Next is J. O’Connor, another mysterious contributor to the 1964 Living Parish Hymnbook. He translated lots of hymns, but nowhere is there a date. But in 2007 Wiley-Blackwell scanned in an old copy of the journal “New Blackfriars” John O’Connor. Unfortunately my curiousity tonight has not been sufficient for me to hand over the $35 for 24 hour access to the article, but the info on that front page – ie. that he passed away on the same night as King George VI in his 82nd year – gives me these dates:

John O’Connor (1870-1952)

Also he was a Monsignor, friends with Fr Vincent McNabb, Fr Bede Jarrett and Fr Hugh Pope.

He is also said to be the model for G. K. Chesterton’s Father Brown detective novels.

He also wrote lots of articles for New Blackfriars. Here is the one I stumbled upon first.

But, of course, this wealth of easy access has its downside – someone beat me to this one. See the Wikipedia entry.

And thus concludes my night of working on the hymnbook. I’m finally fixing up pagebreaks and judiciously adding in extra hymns to cover the pages nicely. If I get this done, then its time to print and bind a copy for the Bishop. Then figure out how to print and bind books for the rest of us. But that’s another story.

Advertisements

Leave a Reply

Fill in your details below or click an icon to log in:

WordPress.com Logo

You are commenting using your WordPress.com account. Log Out / Change )

Twitter picture

You are commenting using your Twitter account. Log Out / Change )

Facebook photo

You are commenting using your Facebook account. Log Out / Change )

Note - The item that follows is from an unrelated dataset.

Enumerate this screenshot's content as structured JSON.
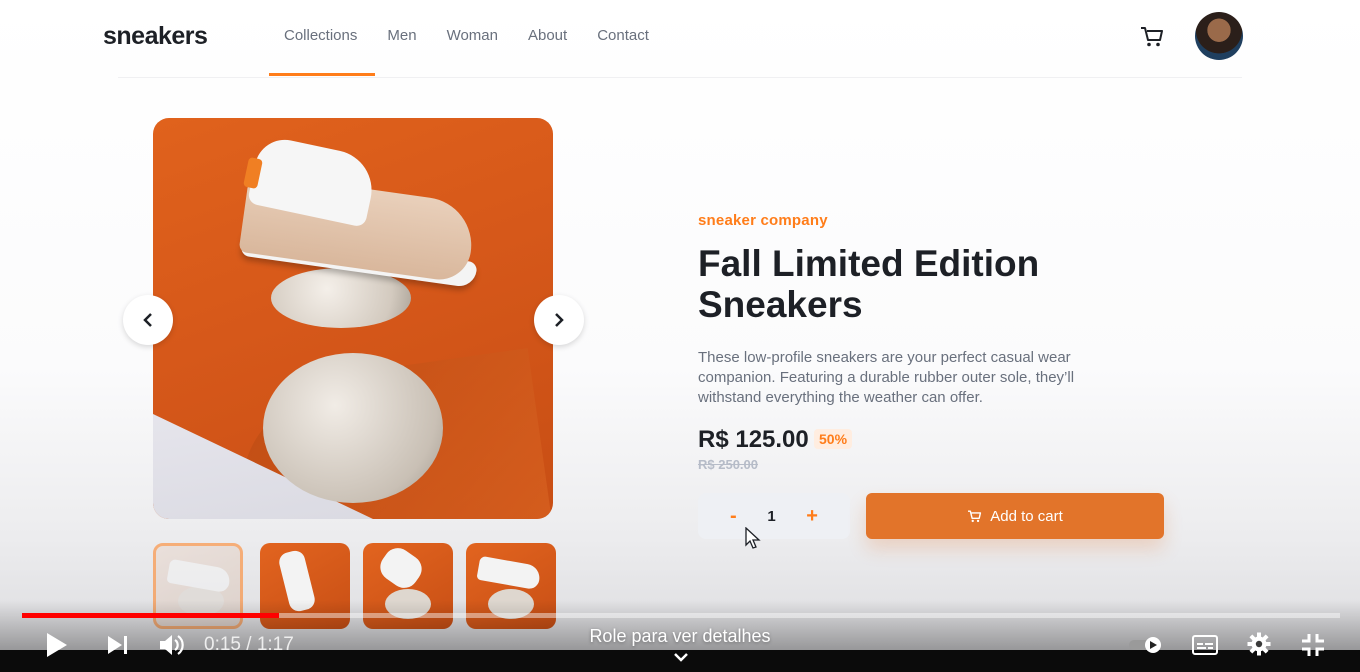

Google+ photo

You are commenting using your Google+ account. Log Out / Change )

Connecting to %s